Ask me how finals are going
As the semester winds downs, now is the time to fully demonstrate our commitment to those distinguished activities that don’t get nearly enough recognition from the faceless monolith of the academy.
In my first-ever contribution to what appears to be an institution of local procrastination, I’m here to provide some language for a shared collegiate experience which crosses partisan and social boundaries: alternative studying.
We may not be studying anything GPA-shattering, but we’re definitely becoming more interesting and nuanced citizens in this competitive global economy … right?
As our good American jobs are transforming into robots faster than we can get endorsements on LinkedIn, the way that we study is changing too. An instructor might assign a five-thousand word essay on Faulkner’s As I Lay Dying, but I will surely find myself reading this fifty-page journal article that I found linked through someone’s twitter when I Googled my co-worker’s brother. Or, alternatively I might watch the new season of Sense8.
Truthfully, me writing this mediocre article is perhaps the most prime example I can give of alternative studying. Am I working towards finishing outstanding assignments that contribute towards my academic success? I’m going to intentionally not answer that by pivoting to another question: How many of you are reading this instead of doing your goddamn homework?
Now more than ever, there are myriad ways to not study.
In W.E.B. Dubois Library alone, there are 26 floors, all of which have been–and likely currently are being–directed towards the honored tradition of alternative studying.
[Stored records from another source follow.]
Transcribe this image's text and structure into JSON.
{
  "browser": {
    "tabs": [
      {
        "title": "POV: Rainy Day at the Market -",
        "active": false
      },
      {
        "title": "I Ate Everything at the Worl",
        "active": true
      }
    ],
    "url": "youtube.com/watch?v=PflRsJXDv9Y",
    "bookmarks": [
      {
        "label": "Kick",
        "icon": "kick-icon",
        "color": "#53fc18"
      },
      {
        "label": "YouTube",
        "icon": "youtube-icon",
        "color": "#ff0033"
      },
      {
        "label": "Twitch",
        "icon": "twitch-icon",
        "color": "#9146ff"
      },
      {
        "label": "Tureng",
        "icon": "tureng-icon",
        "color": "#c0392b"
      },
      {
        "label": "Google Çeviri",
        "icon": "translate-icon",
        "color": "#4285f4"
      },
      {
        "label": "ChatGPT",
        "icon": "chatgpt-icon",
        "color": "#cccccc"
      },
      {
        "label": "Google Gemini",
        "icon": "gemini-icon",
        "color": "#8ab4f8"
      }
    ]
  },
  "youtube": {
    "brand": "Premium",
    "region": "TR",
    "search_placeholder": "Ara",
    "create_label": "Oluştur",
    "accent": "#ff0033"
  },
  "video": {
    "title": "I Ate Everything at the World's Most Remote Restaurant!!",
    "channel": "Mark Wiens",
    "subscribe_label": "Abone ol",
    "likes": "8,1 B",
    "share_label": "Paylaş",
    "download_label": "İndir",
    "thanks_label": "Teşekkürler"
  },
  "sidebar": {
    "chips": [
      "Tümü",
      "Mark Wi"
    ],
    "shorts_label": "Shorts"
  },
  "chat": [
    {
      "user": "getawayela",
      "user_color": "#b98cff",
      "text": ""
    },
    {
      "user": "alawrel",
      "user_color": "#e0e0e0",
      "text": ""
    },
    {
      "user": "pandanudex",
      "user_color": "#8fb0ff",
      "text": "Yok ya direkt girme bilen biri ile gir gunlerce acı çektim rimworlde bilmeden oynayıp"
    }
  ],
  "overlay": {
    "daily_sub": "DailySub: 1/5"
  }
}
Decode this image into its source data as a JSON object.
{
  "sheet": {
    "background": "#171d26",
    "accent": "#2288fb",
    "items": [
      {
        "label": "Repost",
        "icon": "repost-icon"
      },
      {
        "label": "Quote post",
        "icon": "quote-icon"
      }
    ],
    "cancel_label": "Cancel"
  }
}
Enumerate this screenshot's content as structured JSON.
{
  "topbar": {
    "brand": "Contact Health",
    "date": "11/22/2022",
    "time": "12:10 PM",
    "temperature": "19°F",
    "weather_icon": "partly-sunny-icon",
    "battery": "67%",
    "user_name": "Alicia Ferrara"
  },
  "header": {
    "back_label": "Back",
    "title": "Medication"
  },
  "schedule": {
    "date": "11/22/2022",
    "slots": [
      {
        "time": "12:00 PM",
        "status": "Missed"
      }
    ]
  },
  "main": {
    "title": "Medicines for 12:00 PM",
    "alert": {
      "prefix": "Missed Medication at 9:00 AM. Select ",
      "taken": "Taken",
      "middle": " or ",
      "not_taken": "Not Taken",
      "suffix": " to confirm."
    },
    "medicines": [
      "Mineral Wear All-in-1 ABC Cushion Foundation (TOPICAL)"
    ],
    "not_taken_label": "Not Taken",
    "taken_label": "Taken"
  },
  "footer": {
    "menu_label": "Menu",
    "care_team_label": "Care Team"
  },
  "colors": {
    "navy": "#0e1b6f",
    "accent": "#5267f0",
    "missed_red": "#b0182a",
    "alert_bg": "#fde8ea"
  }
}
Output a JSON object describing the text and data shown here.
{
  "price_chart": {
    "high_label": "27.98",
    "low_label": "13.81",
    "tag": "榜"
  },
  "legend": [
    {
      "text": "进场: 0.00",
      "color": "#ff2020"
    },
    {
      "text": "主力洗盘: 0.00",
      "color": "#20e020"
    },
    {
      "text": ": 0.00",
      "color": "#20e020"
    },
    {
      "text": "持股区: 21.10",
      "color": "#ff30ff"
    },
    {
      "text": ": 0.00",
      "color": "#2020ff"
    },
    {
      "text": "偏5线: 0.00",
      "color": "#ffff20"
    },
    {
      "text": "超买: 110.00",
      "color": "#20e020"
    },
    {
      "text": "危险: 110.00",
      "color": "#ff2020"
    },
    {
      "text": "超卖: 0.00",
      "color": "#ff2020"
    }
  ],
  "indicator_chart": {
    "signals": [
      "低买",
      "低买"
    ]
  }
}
Take the ninth floor, for instance, where systemic alternative studying has actually been institutionalized. Don’t tell me you’re doing a group project, I can hear every word you say from the spot where I was taking a nap behind an absurd plaster bust of Beethoven.
Often I’ll sit in the DML in front of a desktop monitor with my laptop open, just because I like looking at the big screen while I’m checking my Gmail.
The connection between new media and the recent proliferation in alternative studying practices is clear. Consider the culturally enriching practice of maintaining dozens of internet browser tabs open at all times. Each page, unique and important in its own way, quickly becomes useless when one’s computer finally, inevitably crashes. How many unfinished BuzzFeed quizzes will be lost, is literally anyone’s guess.
Does this column condone the sneaky-as-fuck normalization of illiberal political rhetoric under the guise of “alternative facts”? Am I trivializing a rhetorical strategy which undermines our rights as citizens in a democracy? Will I ever finish the paper that I started three days ago?
I’ll leave you to ponder those questions while you finally take that Game of Thrones personality quiz you started three weeks ago.
For my part, I’m going to pirate Princess Mononoke and head to the library in the hopes of getting a sophomore to buy me an Odwalla smoothie with one of the many swipes they undoubtably have no clue what to do with. Catch me on the eleventh floor, hogging a study carol stacked with books, while watching anime with headphones in.